▸ **What to work on**: The response should hold every record from the listing that follows, verbatim, and no pictures.

▸ **Available records**:
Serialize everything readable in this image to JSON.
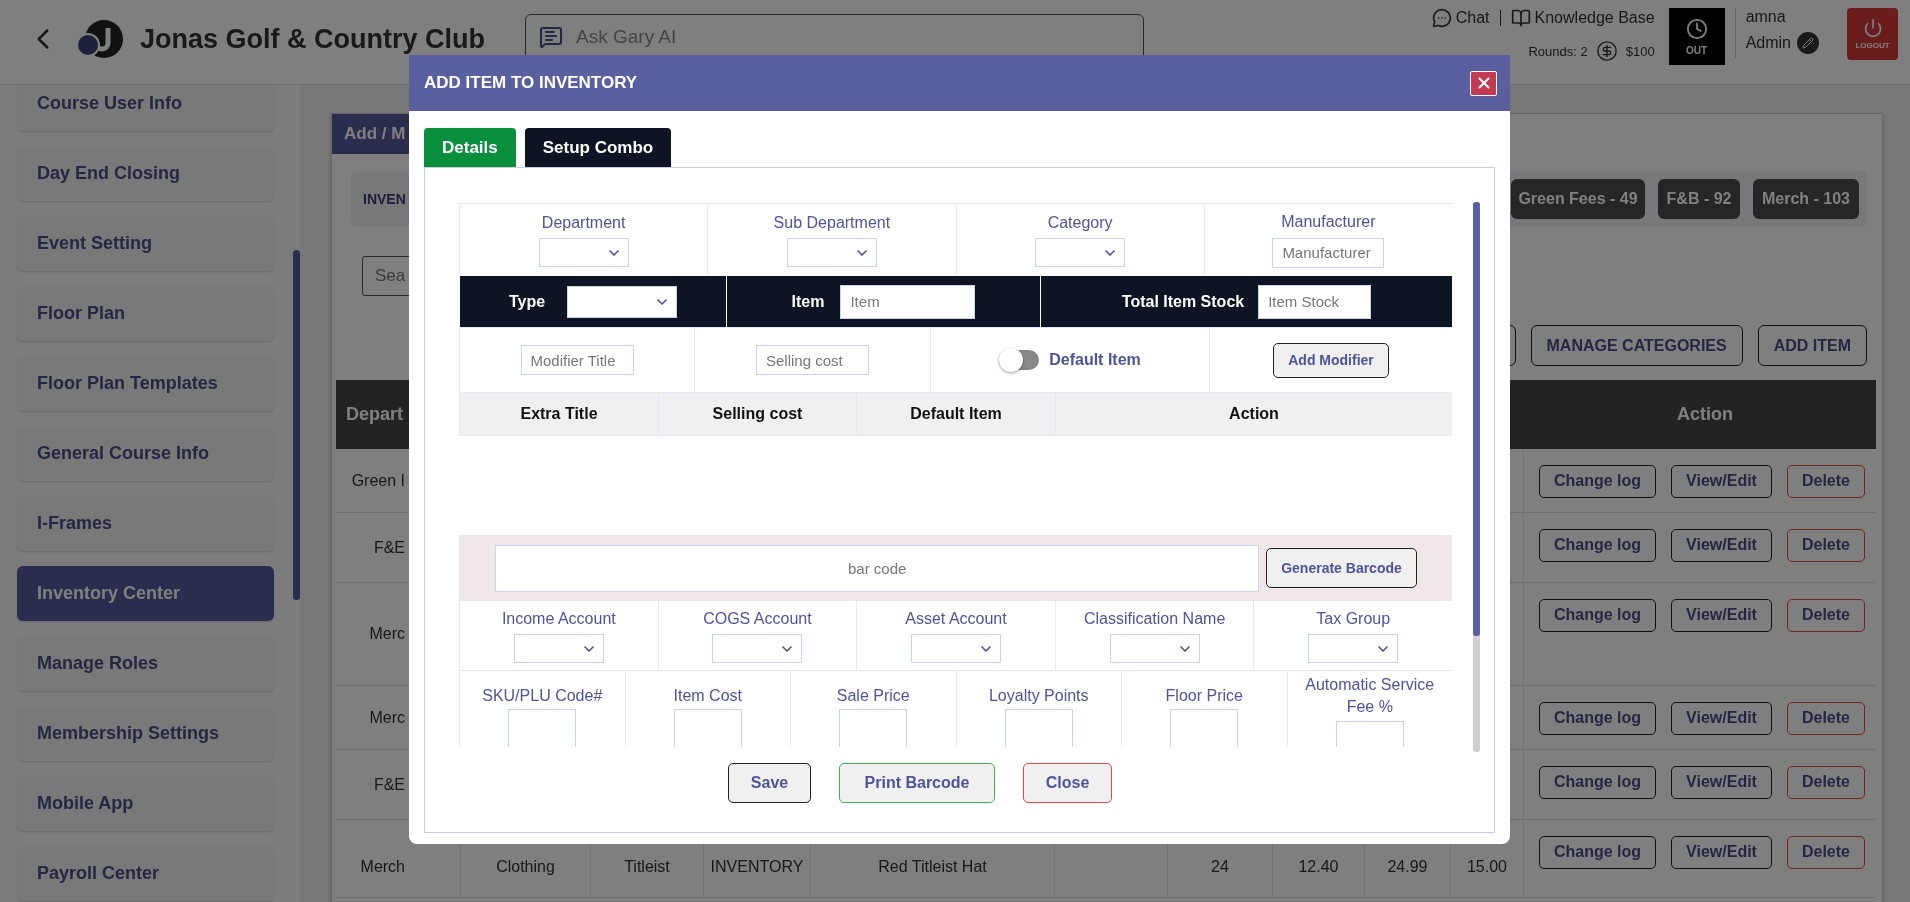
{
  "header": {
    "title": "Jonas Golf & Country Club",
    "ai_search": {
      "placeholder": "Ask Gary AI"
    },
    "links": [
      {
        "label": "Chat",
        "kind": "chat"
      },
      {
        "label": "Knowledge Base",
        "kind": "book"
      }
    ],
    "rounds": "Rounds: 2",
    "balance": "$100",
    "clock_button": "OUT",
    "user": {
      "name": "amna",
      "role": "Admin"
    },
    "logout": "LOGOUT"
  },
  "sidebar": {
    "items": [
      {
        "label": "Course User Info",
        "selected": false
      },
      {
        "label": "Day End Closing",
        "selected": false
      },
      {
        "label": "Event Setting",
        "selected": false
      },
      {
        "label": "Floor Plan",
        "selected": false
      },
      {
        "label": "Floor Plan Templates",
        "selected": false
      },
      {
        "label": "General Course Info",
        "selected": false
      },
      {
        "label": "I-Frames",
        "selected": false
      },
      {
        "label": "Inventory Center",
        "selected": true
      },
      {
        "label": "Manage Roles",
        "selected": false
      },
      {
        "label": "Membership Settings",
        "selected": false
      },
      {
        "label": "Mobile App",
        "selected": false
      },
      {
        "label": "Payroll Center",
        "selected": false
      }
    ]
  },
  "panel": {
    "tab": "Add / M",
    "filter_label": "INVEN",
    "chips": [
      "Green Fees - 49",
      "F&B - 92",
      "Merch - 103"
    ],
    "search": {
      "placeholder": "Sea"
    },
    "buttons": [
      "MANAGE CATEGORIES",
      "ADD ITEM"
    ],
    "table": {
      "columns": [
        "Depart",
        "Action"
      ],
      "rows": [
        {
          "column_1": "Green I",
          "actions": [
            "Change log",
            "View/Edit",
            "Delete"
          ]
        },
        {
          "column_1": "F&E",
          "actions": [
            "Change log",
            "View/Edit",
            "Delete"
          ]
        },
        {
          "column_1": "Merc",
          "actions": [
            "Change log",
            "View/Edit",
            "Delete"
          ]
        },
        {
          "column_1": "Merc",
          "actions": [
            "Change log",
            "View/Edit",
            "Delete"
          ]
        },
        {
          "column_1": "F&E",
          "actions": [
            "Change log",
            "View/Edit",
            "Delete"
          ]
        },
        {
          "column_1": "Merch",
          "column_2": "Clothing",
          "column_3": "Titleist",
          "column_4": "INVENTORY",
          "column_5": "Red Titleist Hat",
          "column_7": "24",
          "column_8": "12.40",
          "column_9": "24.99",
          "column_10": "15.00",
          "actions": [
            "Change log",
            "View/Edit",
            "Delete"
          ]
        }
      ]
    }
  },
  "modal": {
    "title": "ADD ITEM TO INVENTORY",
    "tabs": [
      {
        "label": "Details",
        "selected": true
      },
      {
        "label": "Setup Combo",
        "selected": false
      }
    ],
    "selects": [
      "Department",
      "Sub Department",
      "Category"
    ],
    "manufacturer": {
      "label": "Manufacturer",
      "placeholder": "Manufacturer"
    },
    "type_row": {
      "type_label": "Type",
      "item_label": "Item",
      "item_placeholder": "Item",
      "stock_label": "Total Item Stock",
      "stock_placeholder": "Item Stock"
    },
    "modifier": {
      "title_placeholder": "Modifier Title",
      "cost_placeholder": "Selling cost",
      "default_toggle": {
        "label": "Default Item",
        "on": false
      },
      "add_button": "Add Modifier"
    },
    "modifier_columns": [
      "Extra Title",
      "Selling cost",
      "Default Item",
      "Action"
    ],
    "barcode": {
      "placeholder": "bar code",
      "button": "Generate Barcode"
    },
    "accounts": [
      "Income Account",
      "COGS Account",
      "Asset Account",
      "Classification Name",
      "Tax Group"
    ],
    "prices": [
      "SKU/PLU Code#",
      "Item Cost",
      "Sale Price",
      "Loyalty Points",
      "Floor Price",
      "Automatic Service Fee %"
    ],
    "footer_buttons": [
      {
        "label": "Save",
        "kind": "save"
      },
      {
        "label": "Print Barcode",
        "kind": "print"
      },
      {
        "label": "Close",
        "kind": "close"
      }
    ]
  }
}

▸ **Task response**:
Serialize everything readable in this image to JSON.
{
  "header": {
    "title": "Jonas Golf & Country Club",
    "ai_search": {
      "placeholder": "Ask Gary AI"
    },
    "links": [
      {
        "label": "Chat",
        "kind": "chat"
      },
      {
        "label": "Knowledge Base",
        "kind": "book"
      }
    ],
    "rounds": "Rounds: 2",
    "balance": "$100",
    "clock_button": "OUT",
    "user": {
      "name": "amna",
      "role": "Admin"
    },
    "logout": "LOGOUT"
  },
  "sidebar": {
    "items": [
      {
        "label": "Course User Info",
        "selected": false
      },
      {
        "label": "Day End Closing",
        "selected": false
      },
      {
        "label": "Event Setting",
        "selected": false
      },
      {
        "label": "Floor Plan",
        "selected": false
      },
      {
        "label": "Floor Plan Templates",
        "selected": false
      },
      {
        "label": "General Course Info",
        "selected": false
      },
      {
        "label": "I-Frames",
        "selected": false
      },
      {
        "label": "Inventory Center",
        "selected": true
      },
      {
        "label": "Manage Roles",
        "selected": false
      },
      {
        "label": "Membership Settings",
        "selected": false
      },
      {
        "label": "Mobile App",
        "selected": false
      },
      {
        "label": "Payroll Center",
        "selected": false
      }
    ]
  },
  "panel": {
    "tab": "Add / M",
    "filter_label": "INVEN",
    "chips": [
      "Green Fees - 49",
      "F&B - 92",
      "Merch - 103"
    ],
    "search": {
      "placeholder": "Sea"
    },
    "buttons": [
      "MANAGE CATEGORIES",
      "ADD ITEM"
    ],
    "table": {
      "columns": [
        "Depart",
        "Action"
      ],
      "rows": [
        {
          "column_1": "Green I",
          "actions": [
            "Change log",
            "View/Edit",
            "Delete"
          ]
        },
        {
          "column_1": "F&E",
          "actions": [
            "Change log",
            "View/Edit",
            "Delete"
          ]
        },
        {
          "column_1": "Merc",
          "actions": [
            "Change log",
            "View/Edit",
            "Delete"
          ]
        },
        {
          "column_1": "Merc",
          "actions": [
            "Change log",
            "View/Edit",
            "Delete"
          ]
        },
        {
          "column_1": "F&E",
          "actions": [
            "Change log",
            "View/Edit",
            "Delete"
          ]
        },
        {
          "column_1": "Merch",
          "column_2": "Clothing",
          "column_3": "Titleist",
          "column_4": "INVENTORY",
          "column_5": "Red Titleist Hat",
          "column_7": "24",
          "column_8": "12.40",
          "column_9": "24.99",
          "column_10": "15.00",
          "actions": [
            "Change log",
            "View/Edit",
            "Delete"
          ]
        }
      ]
    }
  },
  "modal": {
    "title": "ADD ITEM TO INVENTORY",
    "tabs": [
      {
        "label": "Details",
        "selected": true
      },
      {
        "label": "Setup Combo",
        "selected": false
      }
    ],
    "selects": [
      "Department",
      "Sub Department",
      "Category"
    ],
    "manufacturer": {
      "label": "Manufacturer",
      "placeholder": "Manufacturer"
    },
    "type_row": {
      "type_label": "Type",
      "item_label": "Item",
      "item_placeholder": "Item",
      "stock_label": "Total Item Stock",
      "stock_placeholder": "Item Stock"
    },
    "modifier": {
      "title_placeholder": "Modifier Title",
      "cost_placeholder": "Selling cost",
      "default_toggle": {
        "label": "Default Item",
        "on": false
      },
      "add_button": "Add Modifier"
    },
    "modifier_columns": [
      "Extra Title",
      "Selling cost",
      "Default Item",
      "Action"
    ],
    "barcode": {
      "placeholder": "bar code",
      "button": "Generate Barcode"
    },
    "accounts": [
      "Income Account",
      "COGS Account",
      "Asset Account",
      "Classification Name",
      "Tax Group"
    ],
    "prices": [
      "SKU/PLU Code#",
      "Item Cost",
      "Sale Price",
      "Loyalty Points",
      "Floor Price",
      "Automatic Service Fee %"
    ],
    "footer_buttons": [
      {
        "label": "Save",
        "kind": "save"
      },
      {
        "label": "Print Barcode",
        "kind": "print"
      },
      {
        "label": "Close",
        "kind": "close"
      }
    ]
  }
}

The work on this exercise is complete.